Start at a young age to openly discuss death and spend time with those who are dying, when possible, to experience the event.
Understand the levels of denial, anger, bargaining, depression and, finally, acceptance, and relate that understanding to those around you.
Constantly work on your own spiritual beliefs concerning death. By all means change your attitudes, but it is important to have a belief, whether it is considering death as a final endpoint or the start of a new life.
Contend with outstanding practicalities. Deal with personalities who may find your death traumatic and also clear your own conscience by saying what needs to be said to those to whom it should be said. If possible, and should time allow, fulfil as many ambitions as possible, both practical and emotional.
Discuss dying with a bereavement counsellor and ensure that you are conscious of the good and bad points of your leaving this life.
Focus your attention on being comfortable and pain free. Discuss this with orthodox doctors and complementary medical practitioners because most alternative disciplines will have potentially useful techniques.
The homeopathic remedy Arsenicum album can be offered by homeopaths as a remedy that challenges the body when it nears death. If vital force can be redirected and be of help in comforting the individual, Arsenicum album will contribute. If the vital force is absent, the demand by Arsenicum album will not be met and the end will be smoother and less traumatic than it might otherwise be.
Although attitudes are changing throughout the world, and in certain parts of Europe and Australia medically assisted euthanasia is now legal under certain circumstances, taking one’s own life is illegal. Most religions create a taboo around euthanasia and different Eastern philosophies have different views and values. Japanese society has its infamous hara-kiri, which is an accepted, expected and honoured tradition under the right circumstances. The concept of reincarnation, however, suggests that suicide or euthanasia will prevent the necessary pain, sorrow or discomfort that the soul needs to endure to avoid having to come back and learn the lesson next time round. Medically speaking it is hard, sometimes, to place the spiritual aspect above the level of physical suffering found in those who have had painful strokes, or who are struggling with neurological conditions such as motor neurone disease or multiple sclerosis or those in social circumstances that may be beyond human endurance.

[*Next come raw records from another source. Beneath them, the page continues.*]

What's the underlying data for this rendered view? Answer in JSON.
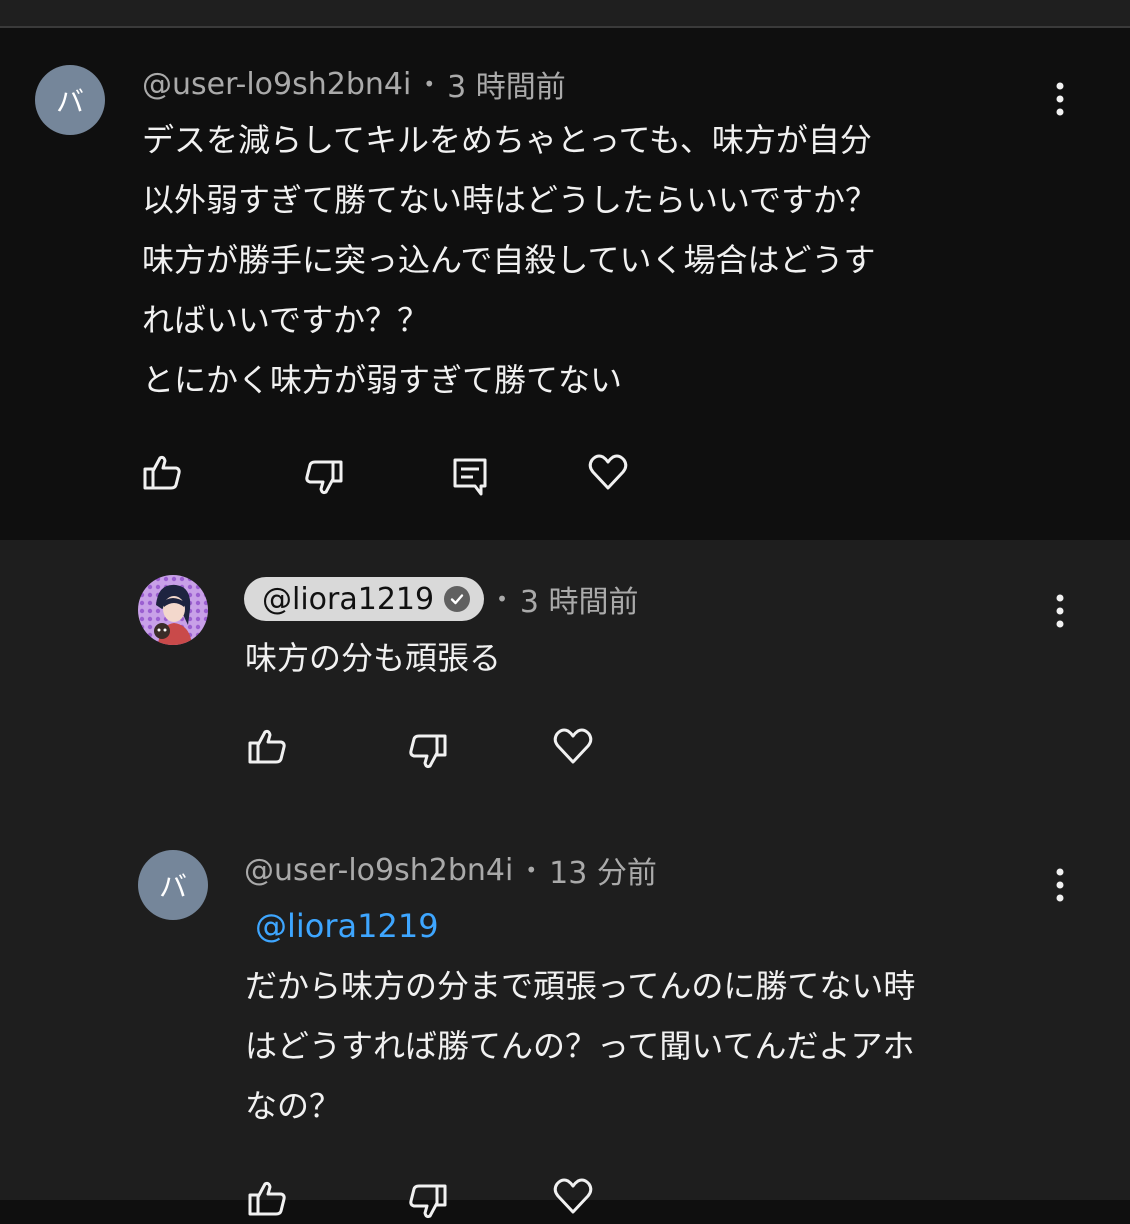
{
  "comments": [
    {
      "avatar_letter": "バ",
      "author": "@user-lo9sh2bn4i",
      "separator": "•",
      "time": "3 時間前",
      "lines": [
        "デスを減らしてキルをめちゃとっても、味方が自分",
        "以外弱すぎて勝てない時はどうしたらいいですか？",
        "味方が勝手に突っ込んで自殺していく場合はどうす",
        "ればいいですか？？",
        "とにかく味方が弱すぎて勝てない"
      ]
    }
  ],
  "replies": [
    {
      "author": "@liora1219",
      "verified": true,
      "separator": "•",
      "time": "3 時間前",
      "lines": [
        "味方の分も頑張る"
      ]
    },
    {
      "avatar_letter": "バ",
      "author": "@user-lo9sh2bn4i",
      "separator": "•",
      "time": "13 分前",
      "mention": "@liora1219",
      "lines": [
        "だから味方の分まで頑張ってんのに勝てない時",
        "はどうすれば勝てんの？って聞いてんだよアホ",
        "なの？"
      ]
    }
  ],
  "colors": {
    "background": "#0f0f0f",
    "reply_background": "#1e1e1e",
    "meta_text": "#aaaaaa",
    "mention": "#3ea6ff",
    "avatar": "#75869a"
  },
  "icons": [
    "like-icon",
    "dislike-icon",
    "reply-icon",
    "heart-icon",
    "more-vert-icon",
    "verified-check-icon"
  ]
}
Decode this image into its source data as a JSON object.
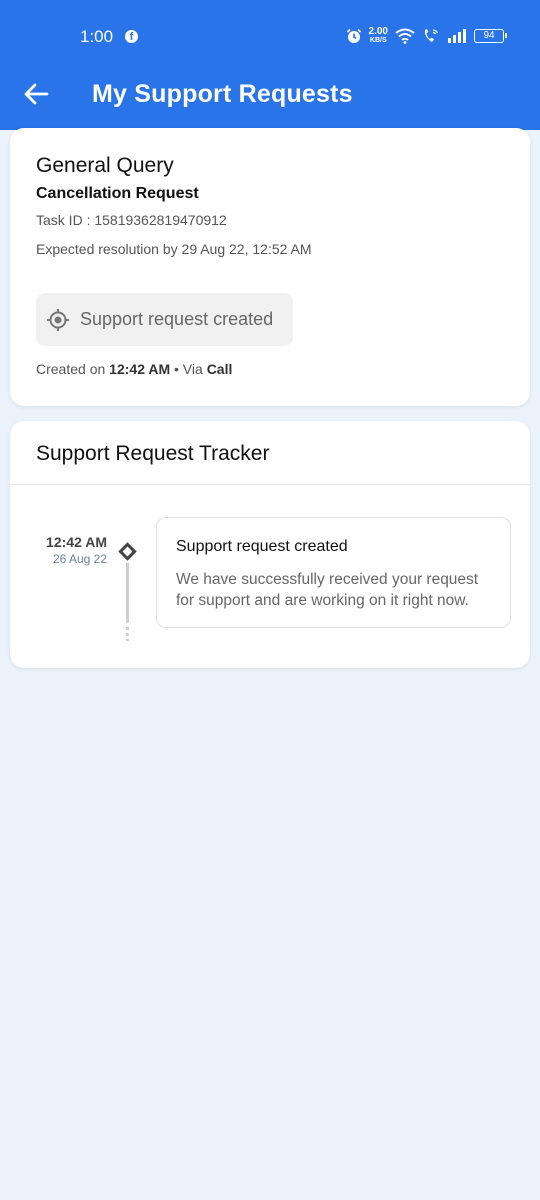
{
  "status_bar": {
    "time": "1:00",
    "speed_value": "2.00",
    "speed_unit": "KB/S",
    "battery": "94"
  },
  "app_bar": {
    "title": "My Support Requests"
  },
  "request": {
    "category": "General Query",
    "type": "Cancellation Request",
    "task_id": "Task ID : 15819362819470912",
    "expected": "Expected resolution by 29 Aug 22, 12:52 AM",
    "status": "Support request created",
    "created_prefix": "Created on ",
    "created_time": "12:42 AM",
    "via_prefix": " • Via ",
    "via_channel": "Call"
  },
  "tracker": {
    "title": "Support Request Tracker",
    "events": [
      {
        "time": "12:42 AM",
        "date": "26 Aug 22",
        "title": "Support request created",
        "description": "We have successfully received your request for support and are working on it right now."
      }
    ]
  },
  "colors": {
    "primary": "#2874e8",
    "background": "#eaf2fc"
  }
}
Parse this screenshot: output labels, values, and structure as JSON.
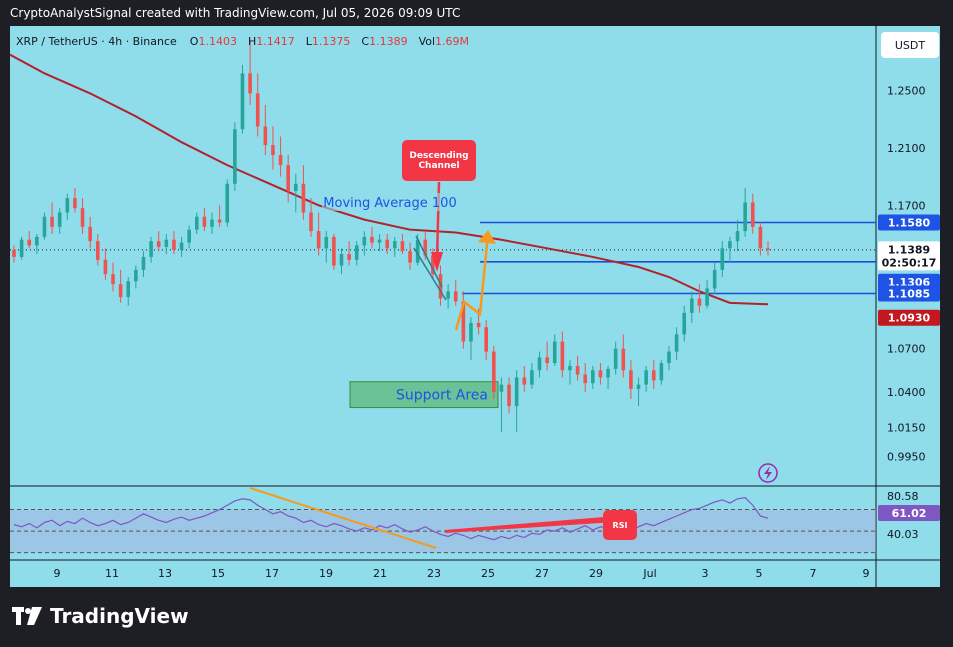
{
  "header": {
    "caption": "CryptoAnalystSignal created with TradingView.com, Jul 05, 2026 09:09 UTC"
  },
  "symbol_bar": {
    "symbol": "XRP / TetherUS · 4h · Binance",
    "o_label": "O",
    "o": "1.1403",
    "h_label": "H",
    "h": "1.1417",
    "l_label": "L",
    "l": "1.1375",
    "c_label": "C",
    "c": "1.1389",
    "vol_label": "Vol",
    "vol": "1.69M"
  },
  "currency_button": "USDT",
  "brand": {
    "name": "TradingView"
  },
  "colors": {
    "background": "#8fdceb",
    "up": "#26a69a",
    "down": "#ef5350",
    "ma": "#b2222b",
    "level_line": "#1f4ed8",
    "arrow": "#f59a1e",
    "channel": "#2e7d8c",
    "callout": "#f23645",
    "rsi": "#7e57c2",
    "label_blue": "#1e53e5",
    "label_red": "#c2181f",
    "label_black": "#131722"
  },
  "chart_data": {
    "type": "candlestick",
    "price_range": [
      0.975,
      1.295
    ],
    "y_ticks": [
      "1.2500",
      "1.2100",
      "1.1700",
      "1.0700",
      "1.0400",
      "1.0150",
      "0.9950"
    ],
    "x_ticks": [
      "9",
      "11",
      "13",
      "15",
      "17",
      "19",
      "21",
      "23",
      "25",
      "27",
      "29",
      "Jul",
      "3",
      "5",
      "7",
      "9"
    ],
    "candles": [
      [
        1.139,
        1.142,
        1.13,
        1.134
      ],
      [
        1.134,
        1.148,
        1.132,
        1.146
      ],
      [
        1.146,
        1.152,
        1.14,
        1.142
      ],
      [
        1.142,
        1.15,
        1.136,
        1.148
      ],
      [
        1.148,
        1.165,
        1.146,
        1.162
      ],
      [
        1.162,
        1.172,
        1.15,
        1.155
      ],
      [
        1.155,
        1.168,
        1.15,
        1.165
      ],
      [
        1.165,
        1.178,
        1.16,
        1.175
      ],
      [
        1.175,
        1.182,
        1.165,
        1.168
      ],
      [
        1.168,
        1.175,
        1.15,
        1.155
      ],
      [
        1.155,
        1.162,
        1.14,
        1.145
      ],
      [
        1.145,
        1.15,
        1.128,
        1.132
      ],
      [
        1.132,
        1.14,
        1.118,
        1.122
      ],
      [
        1.122,
        1.13,
        1.11,
        1.115
      ],
      [
        1.115,
        1.125,
        1.102,
        1.106
      ],
      [
        1.106,
        1.12,
        1.1,
        1.117
      ],
      [
        1.117,
        1.128,
        1.112,
        1.125
      ],
      [
        1.125,
        1.138,
        1.12,
        1.134
      ],
      [
        1.134,
        1.148,
        1.13,
        1.145
      ],
      [
        1.145,
        1.152,
        1.138,
        1.141
      ],
      [
        1.141,
        1.15,
        1.136,
        1.146
      ],
      [
        1.146,
        1.152,
        1.136,
        1.139
      ],
      [
        1.139,
        1.148,
        1.134,
        1.144
      ],
      [
        1.144,
        1.156,
        1.14,
        1.153
      ],
      [
        1.153,
        1.165,
        1.15,
        1.162
      ],
      [
        1.162,
        1.168,
        1.152,
        1.155
      ],
      [
        1.155,
        1.165,
        1.15,
        1.16
      ],
      [
        1.16,
        1.17,
        1.155,
        1.158
      ],
      [
        1.158,
        1.188,
        1.155,
        1.185
      ],
      [
        1.185,
        1.228,
        1.18,
        1.223
      ],
      [
        1.223,
        1.268,
        1.22,
        1.262
      ],
      [
        1.262,
        1.285,
        1.24,
        1.248
      ],
      [
        1.248,
        1.262,
        1.218,
        1.225
      ],
      [
        1.225,
        1.24,
        1.205,
        1.212
      ],
      [
        1.212,
        1.225,
        1.195,
        1.205
      ],
      [
        1.205,
        1.218,
        1.19,
        1.198
      ],
      [
        1.198,
        1.205,
        1.172,
        1.18
      ],
      [
        1.18,
        1.192,
        1.165,
        1.185
      ],
      [
        1.185,
        1.198,
        1.16,
        1.165
      ],
      [
        1.165,
        1.175,
        1.148,
        1.152
      ],
      [
        1.152,
        1.165,
        1.135,
        1.14
      ],
      [
        1.14,
        1.152,
        1.13,
        1.148
      ],
      [
        1.148,
        1.15,
        1.125,
        1.128
      ],
      [
        1.128,
        1.14,
        1.122,
        1.136
      ],
      [
        1.136,
        1.145,
        1.128,
        1.132
      ],
      [
        1.132,
        1.145,
        1.128,
        1.142
      ],
      [
        1.142,
        1.152,
        1.135,
        1.148
      ],
      [
        1.148,
        1.155,
        1.14,
        1.144
      ],
      [
        1.144,
        1.15,
        1.138,
        1.146
      ],
      [
        1.146,
        1.15,
        1.136,
        1.14
      ],
      [
        1.14,
        1.148,
        1.134,
        1.145
      ],
      [
        1.145,
        1.15,
        1.136,
        1.138
      ],
      [
        1.138,
        1.144,
        1.125,
        1.13
      ],
      [
        1.13,
        1.15,
        1.128,
        1.146
      ],
      [
        1.146,
        1.152,
        1.132,
        1.135
      ],
      [
        1.135,
        1.14,
        1.118,
        1.122
      ],
      [
        1.122,
        1.128,
        1.1,
        1.105
      ],
      [
        1.105,
        1.115,
        1.098,
        1.11
      ],
      [
        1.11,
        1.118,
        1.1,
        1.103
      ],
      [
        1.103,
        1.11,
        1.07,
        1.075
      ],
      [
        1.075,
        1.092,
        1.062,
        1.088
      ],
      [
        1.088,
        1.098,
        1.08,
        1.085
      ],
      [
        1.085,
        1.09,
        1.062,
        1.068
      ],
      [
        1.068,
        1.072,
        1.035,
        1.04
      ],
      [
        1.04,
        1.05,
        1.012,
        1.045
      ],
      [
        1.045,
        1.05,
        1.025,
        1.03
      ],
      [
        1.03,
        1.055,
        1.012,
        1.05
      ],
      [
        1.05,
        1.058,
        1.04,
        1.045
      ],
      [
        1.045,
        1.06,
        1.042,
        1.055
      ],
      [
        1.055,
        1.068,
        1.05,
        1.064
      ],
      [
        1.064,
        1.075,
        1.055,
        1.06
      ],
      [
        1.06,
        1.08,
        1.058,
        1.075
      ],
      [
        1.075,
        1.082,
        1.05,
        1.055
      ],
      [
        1.055,
        1.062,
        1.045,
        1.058
      ],
      [
        1.058,
        1.065,
        1.048,
        1.052
      ],
      [
        1.052,
        1.06,
        1.04,
        1.046
      ],
      [
        1.046,
        1.058,
        1.042,
        1.055
      ],
      [
        1.055,
        1.06,
        1.045,
        1.05
      ],
      [
        1.05,
        1.058,
        1.042,
        1.056
      ],
      [
        1.056,
        1.075,
        1.052,
        1.07
      ],
      [
        1.07,
        1.08,
        1.05,
        1.055
      ],
      [
        1.055,
        1.062,
        1.035,
        1.042
      ],
      [
        1.042,
        1.05,
        1.03,
        1.045
      ],
      [
        1.045,
        1.058,
        1.04,
        1.055
      ],
      [
        1.055,
        1.062,
        1.042,
        1.048
      ],
      [
        1.048,
        1.062,
        1.045,
        1.06
      ],
      [
        1.06,
        1.072,
        1.055,
        1.068
      ],
      [
        1.068,
        1.085,
        1.062,
        1.08
      ],
      [
        1.08,
        1.1,
        1.075,
        1.095
      ],
      [
        1.095,
        1.11,
        1.088,
        1.105
      ],
      [
        1.105,
        1.115,
        1.095,
        1.1
      ],
      [
        1.1,
        1.118,
        1.098,
        1.112
      ],
      [
        1.112,
        1.13,
        1.108,
        1.125
      ],
      [
        1.125,
        1.145,
        1.12,
        1.14
      ],
      [
        1.14,
        1.148,
        1.13,
        1.145
      ],
      [
        1.145,
        1.16,
        1.138,
        1.152
      ],
      [
        1.152,
        1.182,
        1.148,
        1.172
      ],
      [
        1.172,
        1.178,
        1.15,
        1.155
      ],
      [
        1.155,
        1.158,
        1.135,
        1.14
      ],
      [
        1.14,
        1.145,
        1.135,
        1.139
      ]
    ],
    "moving_average_100": [
      [
        0,
        1.275
      ],
      [
        4,
        1.262
      ],
      [
        10,
        1.248
      ],
      [
        16,
        1.232
      ],
      [
        22,
        1.214
      ],
      [
        28,
        1.198
      ],
      [
        34,
        1.184
      ],
      [
        40,
        1.17
      ],
      [
        46,
        1.16
      ],
      [
        52,
        1.153
      ],
      [
        58,
        1.151
      ],
      [
        64,
        1.146
      ],
      [
        70,
        1.14
      ],
      [
        76,
        1.134
      ],
      [
        82,
        1.127
      ],
      [
        86,
        1.12
      ],
      [
        90,
        1.11
      ],
      [
        94,
        1.102
      ],
      [
        99,
        1.101
      ]
    ],
    "levels": [
      {
        "price": 1.158,
        "label": "1.1580"
      },
      {
        "price": 1.1306,
        "label": "1.1306"
      },
      {
        "price": 1.1085,
        "label": "1.1085"
      }
    ],
    "last_price": {
      "label": "1.1389",
      "countdown": "02:50:17"
    },
    "ma_label": "1.0930",
    "annotations": {
      "moving_average_text": "Moving Average 100",
      "descending_channel_text": [
        "Descending",
        "Channel"
      ],
      "support_area_text": "Support Area",
      "rsi_text": "RSI"
    },
    "rsi": {
      "ticks": [
        "80.58",
        "61.02",
        "40.03"
      ],
      "current": "61.02",
      "values": [
        56,
        54,
        57,
        53,
        58,
        60,
        55,
        59,
        57,
        62,
        58,
        55,
        57,
        60,
        56,
        58,
        62,
        66,
        63,
        60,
        58,
        61,
        63,
        60,
        62,
        64,
        67,
        70,
        74,
        78,
        80,
        79,
        74,
        70,
        66,
        68,
        64,
        62,
        58,
        60,
        56,
        54,
        57,
        55,
        52,
        50,
        53,
        51,
        55,
        53,
        56,
        52,
        49,
        51,
        54,
        50,
        47,
        45,
        48,
        46,
        43,
        46,
        44,
        42,
        45,
        43,
        46,
        44,
        48,
        47,
        51,
        50,
        53,
        49,
        52,
        55,
        51,
        54,
        53,
        56,
        52,
        50,
        54,
        57,
        55,
        58,
        61,
        64,
        67,
        70,
        71,
        74,
        77,
        79,
        76,
        80,
        81,
        74,
        64,
        62
      ]
    }
  }
}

Always discuss thoughts of euthanasia with counsellors, and not with friends and family.
Contact your National Euthanasia Society.
Hunt around and you will find doctors or healthcare professionals who will be able to advise you on successful euthanasia techniques. Some may even be willing to assist, despite the legal risks. I have chosen not to include here the preferred and most successful technique.